How has living on Naxos changed your life and influenced your work?
In Switzerland, I was always inside for my work. In Naxos, I am permanently outside. This means strong and cold winds in the winter and very hot weather in the summer! To depend on Nature and to be surrounded by it taught me to look differently and lead me to a more open path. The archaic beauty of this island gives me a lot – nearly everything I have needed to become the sculptor I am today. I am very grateful to live here.
Your website states: “The basis for these ideas is the study of the ancient and pre-antique world of forms and walking through the landscape in which the individual forms themselves form a contribution to the later design.” Could you explain this process?
I have always been touched by simplicity in art. On the other hand, I experienced that myths are still alive- in every tree, plant or creek is sitting a god or goddess and they are whispering to us. Maybe this sounds a little bit crazy? But that’s why I like to combine simplicity with mythological expression.
Marble sculpture is a hallmark of Greek culture because of its beauty and its longevity. What do you hope people take from your work hundreds of years from now?

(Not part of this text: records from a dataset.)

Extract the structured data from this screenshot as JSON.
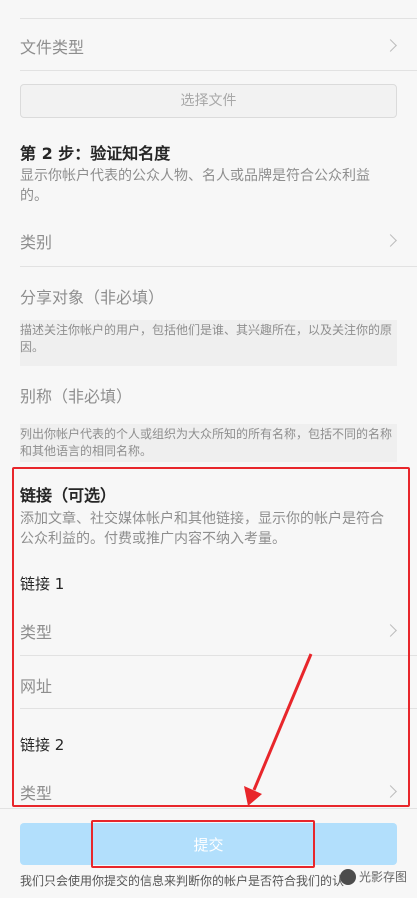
{
  "file_type": {
    "label": "文件类型"
  },
  "select_file": {
    "label": "选择文件"
  },
  "step2": {
    "title": "第 2 步：验证知名度",
    "description": "显示你帐户代表的公众人物、名人或品牌是符合公众利益的。"
  },
  "category": {
    "label": "类别"
  },
  "audience": {
    "label": "分享对象（非必填）",
    "help": "描述关注你帐户的用户，包括他们是谁、其兴趣所在，以及关注你的原因。"
  },
  "alias": {
    "label": "别称（非必填）",
    "help": "列出你帐户代表的个人或组织为大众所知的所有名称，包括不同的名称和其他语言的相同名称。"
  },
  "links": {
    "title": "链接（可选）",
    "description": "添加文章、社交媒体帐户和其他链接，显示你的帐户是符合公众利益的。付费或推广内容不纳入考量。",
    "link1": {
      "title": "链接 1",
      "type_label": "类型",
      "url_label": "网址"
    },
    "link2": {
      "title": "链接 2",
      "type_label": "类型"
    }
  },
  "submit": {
    "label": "提交"
  },
  "footer": {
    "text": "我们只会使用你提交的信息来判断你的帐户是否符合我们的认"
  },
  "watermark": {
    "text": "光影存图"
  },
  "colors": {
    "submit_bg": "#b2dffc",
    "highlight": "#e8262b",
    "muted_text": "#8e8e8e"
  }
}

Haha! If my work is touching people after hundreds of years, I will celebrate that- hopefully sitting on a cloud with a glass of champagne. Really – all that I put into my sculptures is goodness. If people start to see/feel this than I am heavenly satisfied.
Where can one find your creations in Greece and abroad?
In Greece: At the Museum of Cycladic Art, Cycladic Art Shop Athens and at the CAN Christina Androulidaki Gallery in Athens. On Naxos at Fish & Olive Gallery, on Paros at Tantanis, on Antiparos at morethanthis Design Shop & Studio. on Tinos: Karybu Home&Fashion and on Andros at Waikiki Andros.
Abroad: In the UK in London, at Mouki mou. In Switzerland, at Ehrenzeller Wohnen in Luzern, at Visite Privée in Zürich, at Lisa Feiler Intérior GmbH in Bern, at Grimsel GmbH St. in Basel and at the Blumengalerie Claudia Lischer in Moritz. At the Philia Galerie in New York, USA and at Salt by the Caza Project in Toronto, Canada and listed with Artling.com in Asia.
Greece to you is…
Good sense and madness.
On Naxos, I like to
Eat at Taverna Axiotissa, Music Café and nearly every kafenion in the villages, swim at a hidden small bay and shop at the weekly farmers market.
When I’m not sculpting,
I like to paint, walk through my garden, read books and meet friends.
The book next to your bedside table is …..
An insider tip you’d like to give anyone visiting Naxos:
If you come to Naxos, you should eat dinner at Petrino, the small restaurant above Abrami Beach (only with reservation). They cook an excellent meal, and the view of the sea is amazing. Below there is a small beach for a swim…. probably with a mermaid!
To contact Tom and Priska von Kaenel, visit kalodromo.ch or Instagram: kalodromonaxos